NASA would spend $5.1 billion on deep space exploration, an increase of $294 million. The total includes $504 million for the Lunar Orbital Platform — Gateway.
Science would also be boosted by $459 million to $6.7 billion. The total includes $740 million for a Europa orbiter and lander.
Complete details on the proposed budget are still lacking. Below is what the committee has released thus far. (more…)
PALO ALTO, Calif., April 3, 2018 (Maxar PR) – SSL, a Maxar Technologies company (formerly MacDonald, Dettwiler and Associates Ltd.) (NYSE: MAXR; TSX: MAXR), and a leading provider of innovative satellites and spacecraft systems, announced today it was selected by NASA’s Jet Propulsion Laboratory to design and build critical equipment for a spacecraft that will explore Europa, one of Jupiter’s moons.
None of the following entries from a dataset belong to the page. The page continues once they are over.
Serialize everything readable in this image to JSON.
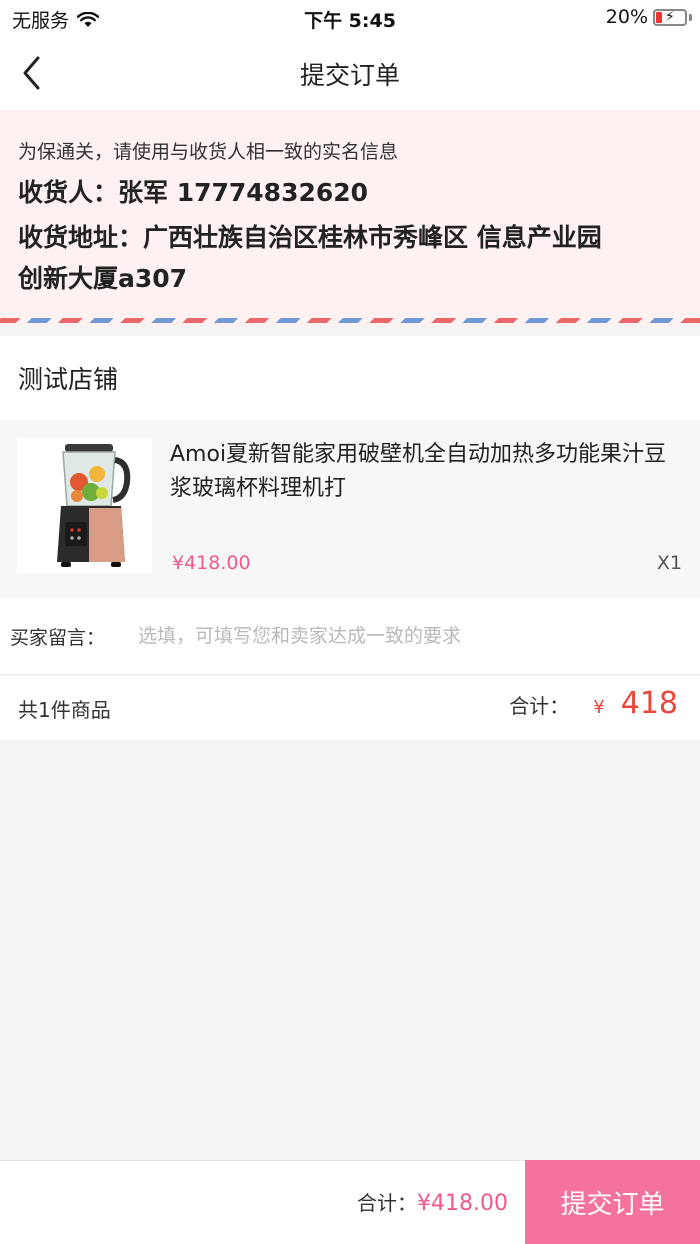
{
  "status_bar": {
    "carrier": "无服务",
    "time": "下午 5:45",
    "battery": "20%",
    "battery_level": 0.2
  },
  "nav": {
    "title": "提交订单",
    "back_icon": "chevron-left-icon"
  },
  "address": {
    "notice": "为保通关，请使用与收货人相一致的实名信息",
    "recipient": "收货人：张军 17774832620",
    "address_line1": "收货地址：广西壮族自治区桂林市秀峰区 信息产业园",
    "address_line2": "创新大厦a307",
    "stripe_colors": [
      "#e9686c",
      "#6f9ad6"
    ]
  },
  "shop": {
    "name": "测试店铺"
  },
  "product": {
    "title": "Amoi夏新智能家用破壁机全自动加热多功能果汁豆浆玻璃杯料理机打",
    "price": "¥418.00",
    "quantity": "X1",
    "image_icon": "blender-image"
  },
  "message": {
    "label": "买家留言：",
    "placeholder": "选填，可填写您和卖家达成一致的要求",
    "value": ""
  },
  "summary": {
    "count": "共1件商品",
    "total_label": "合计：",
    "currency": "¥",
    "total": "418"
  },
  "bottom_bar": {
    "total_label": "合计：",
    "total": "¥418.00",
    "submit_label": "提交订单"
  },
  "colors": {
    "accent_pink": "#f4729c",
    "price_pink": "#ef5a8a",
    "total_red": "#e8473a",
    "address_bg": "#fdf1f1"
  }
}
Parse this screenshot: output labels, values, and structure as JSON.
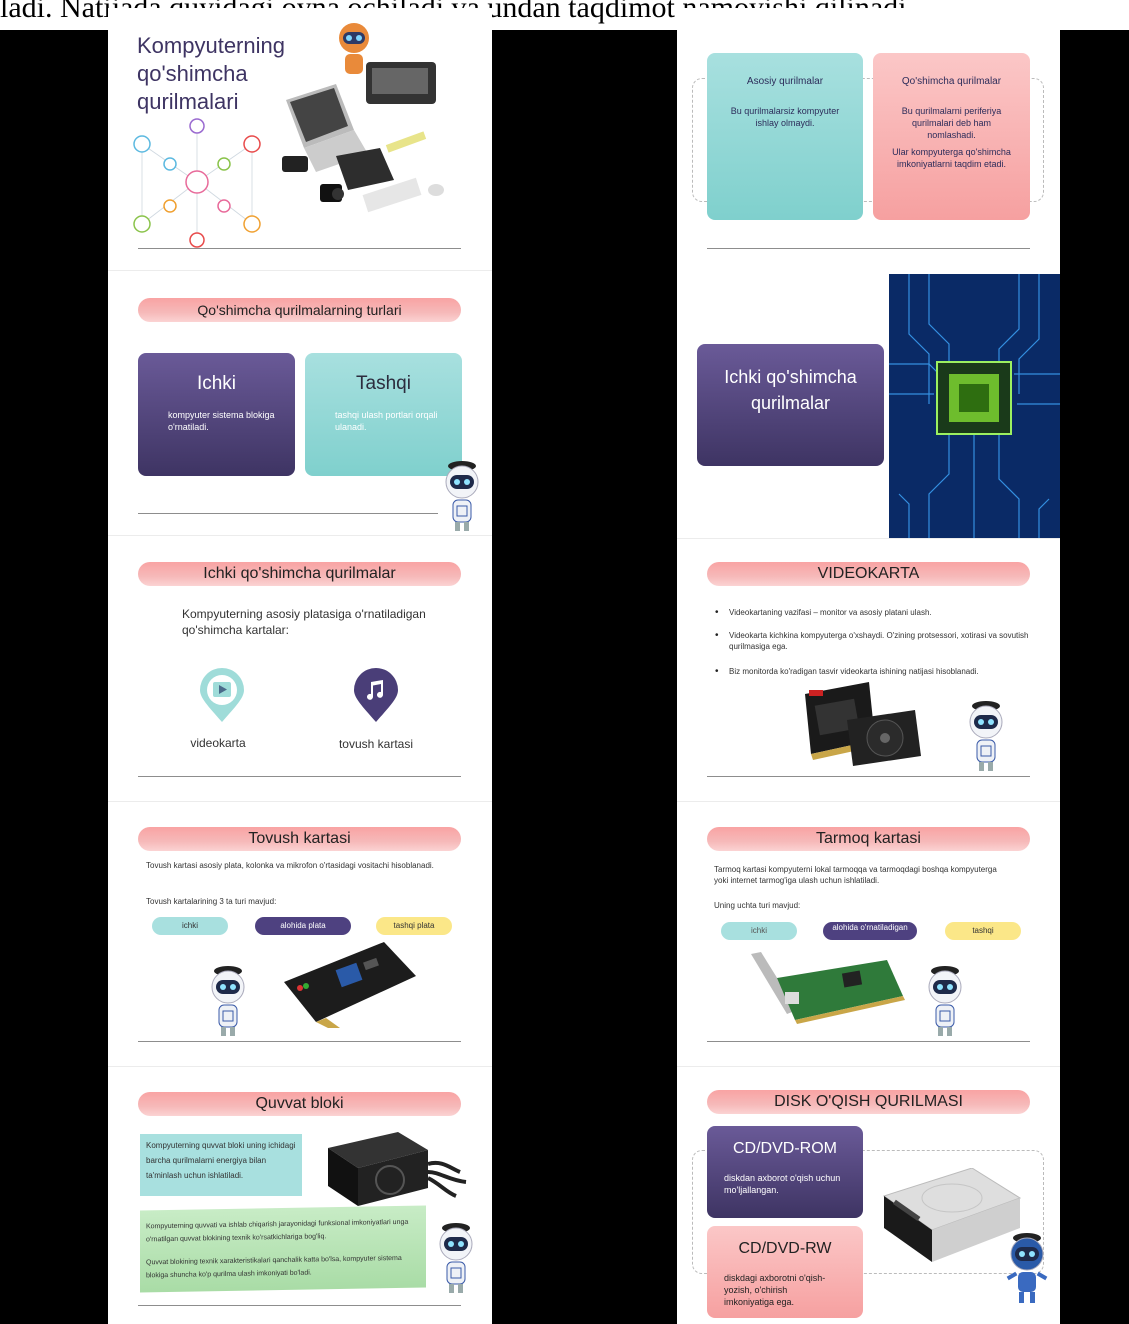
{
  "top_text": "ladi. Natijada quyidagi oyna ochiladi va undan taqdimot namoyishi qilinadi.",
  "left": {
    "s1_title": "Kompyuterning qo'shimcha qurilmalari",
    "s2_pill": "Qo'shimcha qurilmalarning turlari",
    "ichki_title": "Ichki",
    "ichki_text": "kompyuter sistema blokiga o'rnatiladi.",
    "tashqi_title": "Tashqi",
    "tashqi_text": "tashqi ulash portlari orqali ulanadi.",
    "s3_pill": "Ichki qo'shimcha qurilmalar",
    "s3_text": "Kompyuterning asosiy platasiga o'rnatiladigan qo'shimcha kartalar:",
    "icon1_label": "videokarta",
    "icon2_label": "tovush kartasi",
    "s4_pill": "Tovush kartasi",
    "s4_text1": "Tovush kartasi asosiy plata, kolonka va mikrofon o'rtasidagi vositachi hisoblanadi.",
    "s4_text2": "Tovush kartalarining 3 ta turi mavjud:",
    "s4_chips": [
      "ichki",
      "alohida plata",
      "tashqi plata"
    ],
    "s5_pill": "Quvvat bloki",
    "s5_box1": "Kompyuterning quvvat bloki uning ichidagi barcha qurilmalarni energiya bilan ta'minlash uchun ishlatiladi.",
    "s5_box2a": "Kompyuterning quvvati va ishlab chiqarish jarayonidagi funksional imkoniyatlari unga o'rnatilgan quvvat blokining texnik ko'rsatkichlariga bog'liq.",
    "s5_box2b": "Quvvat blokining texnik xarakteristikalari qanchalik katta bo'lsa, kompyuter sistema blokiga shuncha ko'p qurilma ulash imkoniyati bo'ladi."
  },
  "right": {
    "asosiy_title": "Asosiy qurilmalar",
    "asosiy_text": "Bu qurilmalarsiz kompyuter ishlay olmaydi.",
    "qosh_title": "Qo'shimcha qurilmalar",
    "qosh_text1": "Bu qurilmalarni periferiya qurilmalari deb ham nomlashadi.",
    "qosh_text2": "Ular kompyuterga qo'shimcha imkoniyatlarni taqdim etadi.",
    "s2_box": "Ichki qo'shimcha qurilmalar",
    "s3_pill": "VIDEOKARTA",
    "s3_bullets": [
      "Videokartaning vazifasi – monitor va asosiy platani ulash.",
      "Videokarta kichkina kompyuterga o'xshaydi. O'zining protsessori, xotirasi va sovutish qurilmasiga ega.",
      "Biz monitorda ko'radigan tasvir videokarta ishining natijasi hisoblanadi."
    ],
    "s4_pill": "Tarmoq kartasi",
    "s4_text1": "Tarmoq kartasi kompyuterni lokal tarmoqqa va tarmoqdagi boshqa kompyuterga yoki internet tarmog'iga ulash uchun ishlatiladi.",
    "s4_text2": "Uning uchta turi mavjud:",
    "s4_chips": [
      "ichki",
      "alohida o'rnatiladigan",
      "tashqi"
    ],
    "s5_pill": "DISK O'QISH QURILMASI",
    "rom_title": "CD/DVD-ROM",
    "rom_text": "diskdan axborot o'qish uchun mo'ljallangan.",
    "rw_title": "CD/DVD-RW",
    "rw_text": "diskdagi axborotni o'qish-yozish, o'chirish imkoniyatiga ega."
  }
}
The award reflects SSL’s leadership role in the space industry as a valued contractor supporting NASA mission needs and long-term commitment to accelerating innovation for the new space economy.
Despite a last minute threat of a veto, President Donald Trump signed an $1.3 trillion omnibus spending bill on Friday that boosts NASA spending by about $1.1 billion to $20.7 billion.
So, with the fiscal year nearly half over, let’s take a closer look at NASA’s FY 2018 budget, which the Administration had tried to cut. The table below lays out the numbers from the omnibus bill, the Administration’s request and the FY 2017 budget.
Ignoring the Trump’s Administration’s fiscal year 2018 (FY 2018) budget request, the House Appropriations Committee has voted to boost NASA’ spending to $19.88 billion, including significant increases to the space agency’s Exploration and Planetary Science programs.
The appropriations bill is an increase of $779.8 million over Trump’s requested budget of $19.09 billion. It would increase NASA’s budget by $218.5 million over the $19.65 billion the space agency is receiving in FY 2017.
NASA’s Exploration program, which includes the Space Launch System (SLS) and Orion spacecraft, would be boosted by $226 million to $4.55 billion under the House measure. The administration had requested $3.93 billion, a cut of $390 million under current spending.